## Work to be completed
Output the data below in full, byte for byte. Nothing may differ.

(Items from an interface collection)
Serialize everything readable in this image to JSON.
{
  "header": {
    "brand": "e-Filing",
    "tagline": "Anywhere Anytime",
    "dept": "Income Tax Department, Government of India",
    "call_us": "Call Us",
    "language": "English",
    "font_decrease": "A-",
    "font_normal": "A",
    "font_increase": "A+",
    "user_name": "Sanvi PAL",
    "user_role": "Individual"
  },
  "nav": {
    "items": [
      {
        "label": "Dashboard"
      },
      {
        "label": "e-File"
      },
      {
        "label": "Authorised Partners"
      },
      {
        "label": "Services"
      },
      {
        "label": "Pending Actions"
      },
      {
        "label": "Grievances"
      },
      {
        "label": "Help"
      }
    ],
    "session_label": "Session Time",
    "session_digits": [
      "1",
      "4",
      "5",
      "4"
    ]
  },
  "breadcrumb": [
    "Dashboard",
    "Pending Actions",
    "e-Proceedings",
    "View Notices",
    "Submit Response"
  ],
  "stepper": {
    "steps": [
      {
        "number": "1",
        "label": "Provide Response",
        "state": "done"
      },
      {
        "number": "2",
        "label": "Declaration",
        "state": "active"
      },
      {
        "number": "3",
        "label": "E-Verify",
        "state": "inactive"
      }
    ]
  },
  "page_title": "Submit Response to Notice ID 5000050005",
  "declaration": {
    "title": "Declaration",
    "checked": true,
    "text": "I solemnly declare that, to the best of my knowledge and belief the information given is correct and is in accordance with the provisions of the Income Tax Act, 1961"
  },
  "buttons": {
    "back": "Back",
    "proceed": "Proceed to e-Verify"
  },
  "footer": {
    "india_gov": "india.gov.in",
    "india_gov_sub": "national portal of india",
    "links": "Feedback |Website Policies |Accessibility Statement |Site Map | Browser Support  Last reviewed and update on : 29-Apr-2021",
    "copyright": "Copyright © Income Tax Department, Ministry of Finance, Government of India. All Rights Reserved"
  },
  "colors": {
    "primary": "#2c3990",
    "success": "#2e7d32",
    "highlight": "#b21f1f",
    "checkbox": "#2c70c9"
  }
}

## Reply to the task
Serialize everything readable in this image to JSON.
{
  "header": {
    "brand": "e-Filing",
    "tagline": "Anywhere Anytime",
    "dept": "Income Tax Department, Government of India",
    "call_us": "Call Us",
    "language": "English",
    "font_decrease": "A-",
    "font_normal": "A",
    "font_increase": "A+",
    "user_name": "Sanvi PAL",
    "user_role": "Individual"
  },
  "nav": {
    "items": [
      {
        "label": "Dashboard"
      },
      {
        "label": "e-File"
      },
      {
        "label": "Authorised Partners"
      },
      {
        "label": "Services"
      },
      {
        "label": "Pending Actions"
      },
      {
        "label": "Grievances"
      },
      {
        "label": "Help"
      }
    ],
    "session_label": "Session Time",
    "session_digits": [
      "1",
      "4",
      "5",
      "4"
    ]
  },
  "breadcrumb": [
    "Dashboard",
    "Pending Actions",
    "e-Proceedings",
    "View Notices",
    "Submit Response"
  ],
  "stepper": {
    "steps": [
      {
        "number": "1",
        "label": "Provide Response",
        "state": "done"
      },
      {
        "number": "2",
        "label": "Declaration",
        "state": "active"
      },
      {
        "number": "3",
        "label": "E-Verify",
        "state": "inactive"
      }
    ]
  },
  "page_title": "Submit Response to Notice ID 5000050005",
  "declaration": {
    "title": "Declaration",
    "checked": true,
    "text": "I solemnly declare that, to the best of my knowledge and belief the information given is correct and is in accordance with the provisions of the Income Tax Act, 1961"
  },
  "buttons": {
    "back": "Back",
    "proceed": "Proceed to e-Verify"
  },
  "footer": {
    "india_gov": "india.gov.in",
    "india_gov_sub": "national portal of india",
    "links": "Feedback |Website Policies |Accessibility Statement |Site Map | Browser Support  Last reviewed and update on : 29-Apr-2021",
    "copyright": "Copyright © Income Tax Department, Ministry of Finance, Government of India. All Rights Reserved"
  },
  "colors": {
    "primary": "#2c3990",
    "success": "#2e7d32",
    "highlight": "#b21f1f",
    "checkbox": "#2c70c9"
  }
}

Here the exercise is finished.